“So it looks like it’s Robert Rodriguez kicking us off with El Mariachi. I actually thought about starting with his short Bedhead, and I did just watch it, but at 8 minutes, writing it up was gonna take longer than the film’s run time. I will say that one thing that’s so interesting about Rodriguez’s career is the way he bounces back and forth between family fare and well, not so much family movies. But when it is a family flick, the emphasis really is on family. Just watch the credits at the end of Bedhead and count the Rodriguez-es. True, half will start with Robert, but he really gets everyone in on it. It’s a fun and impressive little film that’s definitely worth a watch on YouTube.
I’ll be honest. The first time I saw El Mariachi, it was a little bit of a disappointment. I’d already seen Desperado and Once Upon a Time in Mexico, and with Sin City and some of his others I was quite the Rodriguez fan. So I was really psyched to see this little movie that started it all, that caught the attention of Hollywood and brought this little nobody from Texas into the big leagues. But then I watched it and I just didnt get it. The dialogue was bad, the acting worse, the effects silly. I couldnt understand how this jumpstarted a career.
Problem was, I didnt have the full story. Some time after that, I picked up Rodriguez’ book Rebel Without a Crew. I dont typically go for non-fiction, but I idolize this man. How could I not read his story? This book is the whole behind the scenes story of El Mariachi: raising the money, filming the movie, and the wild ride afterwards. IMDB had already told me that Rodriguez subjected himself to drug trials to finance the film. The book gave all the gory details. Right from there, you can’t help but admire the man’s dedication and work ethic.
But that’s not what impressed me. What truly truly impressed me was how low budget the film was, exactly what that means, and how me made the best of it. If you’re thinking of El Mariachi in that context, it’s mind boggling. The movie was shot for $7000. That’s right. Only 3 zeros. The actors were all friends of his, including pals he found while enrolled in the aforementioned drug trials. About $6500 was used on film. While that sounds like a lot, it really isn’t. For most of the shoot, he could only afford one take of everything. If someone messed up, he could not reshoot the whole scene, just backtrack slightly and continue from a different angle.
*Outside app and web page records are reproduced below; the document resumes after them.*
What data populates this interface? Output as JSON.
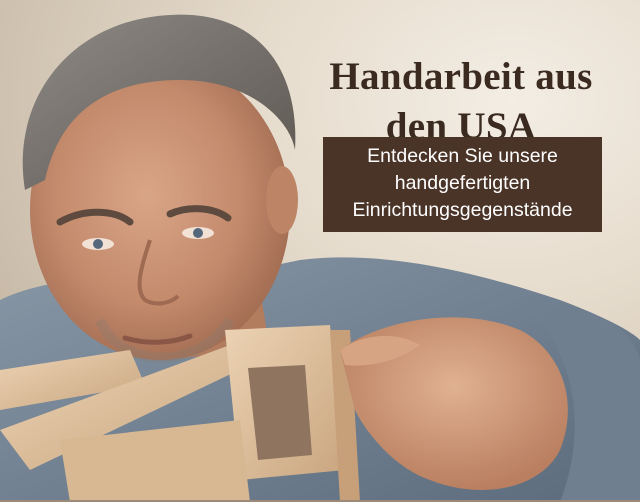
{
  "banner": {
    "headline_line1": "Handarbeit aus",
    "headline_line2": "den USA",
    "cta_line1": "Entdecken Sie unsere",
    "cta_line2": "handgefertigten",
    "cta_line3": "Einrichtungsgegenstände"
  },
  "colors": {
    "headline": "#3b2a20",
    "cta_background": "#4a3327",
    "cta_text": "#ffffff"
  }
}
The borrowed guns could only handle one shot at a time. There was one set of squibs (the thing that similuates someone getting shot), so only one person could get shot at a time, and they all looked fairly similar. Read thru the credits. Rodriguez wrote, directed, filmed, edited, did music, took care of special effects, produced, everything. So now, could you take those limited resources and put together a film that’s half as good? Yeah, I didnt think so. For a film that was just meant to be a learning experience, it turned into so much more that he bargained for. And I for one am glad for it.”